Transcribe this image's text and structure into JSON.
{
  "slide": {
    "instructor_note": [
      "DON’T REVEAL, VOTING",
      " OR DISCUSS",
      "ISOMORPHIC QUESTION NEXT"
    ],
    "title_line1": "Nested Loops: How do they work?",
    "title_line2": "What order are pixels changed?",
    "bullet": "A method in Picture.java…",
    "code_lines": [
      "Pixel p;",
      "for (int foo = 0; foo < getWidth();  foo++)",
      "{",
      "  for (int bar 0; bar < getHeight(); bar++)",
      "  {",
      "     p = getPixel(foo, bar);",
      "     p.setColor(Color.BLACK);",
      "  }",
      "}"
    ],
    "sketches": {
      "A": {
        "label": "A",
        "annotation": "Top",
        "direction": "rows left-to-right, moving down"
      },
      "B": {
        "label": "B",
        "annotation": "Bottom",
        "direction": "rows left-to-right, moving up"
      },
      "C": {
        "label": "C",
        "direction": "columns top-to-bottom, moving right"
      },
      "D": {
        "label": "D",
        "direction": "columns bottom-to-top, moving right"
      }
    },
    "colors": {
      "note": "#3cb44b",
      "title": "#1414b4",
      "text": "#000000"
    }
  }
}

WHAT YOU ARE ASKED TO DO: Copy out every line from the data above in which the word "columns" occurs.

THE COMPLETED TASK:
        "direction": "columns top-to-bottom, moving right"
        "direction": "columns bottom-to-top, moving right"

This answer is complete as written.